Here it is, Labor Day weekend in the Ozarks, and this morning I am found to be doing the very thing one would expect an Ozarker to be doing on a holiday weekend – surveying trees. Not just any trees, but Black Walnut trees, which thrive in this part of the Ozarks. The Black Walnut produces a nut that is used in cooking, and the shell and hull of the Black Walnut have commercial uses as well. Every fall, Hammons Products Company sets up 250 collection stations across 12 states, where the Black Walnuts are purchased from the local collectors. The following photograph shows a Black Walnut tree as it appeared in early August.
You will see from the photo above that the Black Walnut tree is not particularly distinct from a distance in the middle of summer. They are easy to identify up close, but from far away they look much like many other trees that commonly grow here. One of the things that I have noticed about the Black Walnut is that it is one of the last trees to leaf out in the spring, and it is the first of our local trees to drop it’s leaves at the end of summer.

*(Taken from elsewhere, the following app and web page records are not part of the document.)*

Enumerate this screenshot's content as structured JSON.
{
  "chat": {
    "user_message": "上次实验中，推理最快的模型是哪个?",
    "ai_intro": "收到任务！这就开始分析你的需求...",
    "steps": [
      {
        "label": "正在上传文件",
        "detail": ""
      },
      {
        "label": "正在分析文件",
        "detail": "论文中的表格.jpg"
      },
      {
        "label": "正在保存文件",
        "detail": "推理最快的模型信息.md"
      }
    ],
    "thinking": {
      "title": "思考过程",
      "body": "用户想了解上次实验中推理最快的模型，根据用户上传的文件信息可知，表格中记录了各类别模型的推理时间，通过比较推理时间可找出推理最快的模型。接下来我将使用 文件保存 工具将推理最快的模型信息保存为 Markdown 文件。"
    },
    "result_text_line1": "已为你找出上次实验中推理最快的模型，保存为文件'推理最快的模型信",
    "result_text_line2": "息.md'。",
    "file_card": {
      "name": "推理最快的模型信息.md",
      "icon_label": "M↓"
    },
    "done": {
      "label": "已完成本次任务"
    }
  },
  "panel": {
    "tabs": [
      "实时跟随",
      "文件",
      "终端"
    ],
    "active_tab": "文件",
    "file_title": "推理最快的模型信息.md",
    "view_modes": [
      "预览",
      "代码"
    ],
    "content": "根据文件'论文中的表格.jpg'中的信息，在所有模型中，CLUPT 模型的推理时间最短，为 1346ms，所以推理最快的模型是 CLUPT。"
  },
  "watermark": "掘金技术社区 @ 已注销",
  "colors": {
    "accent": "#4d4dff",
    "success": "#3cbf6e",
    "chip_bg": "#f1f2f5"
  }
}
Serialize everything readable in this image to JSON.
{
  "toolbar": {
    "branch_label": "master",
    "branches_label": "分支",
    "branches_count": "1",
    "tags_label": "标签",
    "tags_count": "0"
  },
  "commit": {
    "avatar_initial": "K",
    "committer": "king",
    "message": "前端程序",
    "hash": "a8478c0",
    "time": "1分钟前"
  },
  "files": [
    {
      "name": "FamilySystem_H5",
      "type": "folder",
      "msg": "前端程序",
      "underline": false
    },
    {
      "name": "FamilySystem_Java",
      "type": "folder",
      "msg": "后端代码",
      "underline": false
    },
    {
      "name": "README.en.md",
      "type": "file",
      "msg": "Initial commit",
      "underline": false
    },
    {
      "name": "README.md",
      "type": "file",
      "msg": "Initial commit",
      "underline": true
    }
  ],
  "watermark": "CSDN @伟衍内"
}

The leaves that appear on the ground in the photo above are from a Black Walnut tree. The picture was taken this morning, September 3. No other trees in my area are shedding leaves yet, however there is a brown carpet of leaves below the Black Walnuts. The leaves that remain on the tree itself have now turned either yellow or lime green. So why, you may ask, do I care so much that the leaves of the Black Walnut are the first ones to change color and drop in the fall? Because when the Walnut trees are the only ones in the forest that exhibit this coloration, they become easy to spot from a distance. In fact, as the following photograph shows, the Black Walnut trees stand out like a beacon in the night, they are so distinct.
Now that the Black Walnut trees are easy for a non-botanist like myself to identify from a distance, I can proceed to make the preparations that will facilitate a successful harvest of Black Walnuts from our property. The first step is to map all of the Walnut trees on our property that are currently bearing nuts. Regular readers of this blog might recall a previous post entitled If They Can Do It, So Can I, in which I introduced you to my “super-duper, multi-purpose, portable cartographic data collection machine” (SDMPPCDCM). Using this device, I can easily drive around the property locating the Black Walnut trees that now stand out like a sore thumb, and examine each tree to see whether or not it is bearing nuts this season. The following photograph shows a Black Walnut tree that is currently loaded with walnuts.
When I find a Black Walnut tree that has produced nuts, such as the tree above, I record the tree as a way-point in my GPS mapping system. After pinpointing the coordinates of all the nut bearing trees, it is a simple matter to plot this data on a topographic map of the property. The results are shown in the following screen capture from my mapping program. The data layer that is selected below shows the results of this little exercise. The location of all the nut bearing trees are clearly shown on the map (as blue way-points).
I do not know how many Black Walnut trees we have on our property. My best estimate is between 200-300 trees. This season I located 94 Black Walnut trees that are bearing nuts in a prolific manner.
Step two of the Black Walnut harvest will be for me to get out the tractor and bush-hog the areas surrounding all of the nut bearing trees. The goal will be to ensure easy access to the trees by Jasper Smith, my octogenarian friend who collects the Black Walnuts from our ranch each fall. You may recognize Jasper Smith as the same friend who also keeps and courses bees as an avocation (Jasper, and photos of a “bee tree hunt” can be found here). Jasper is an amazing man with amazing stories. I will save my comments about him for a future post, when he comes around to gather the fallen walnuts. which will be step three of the Black Walnut harvest here. Stand by for future posts on the subject.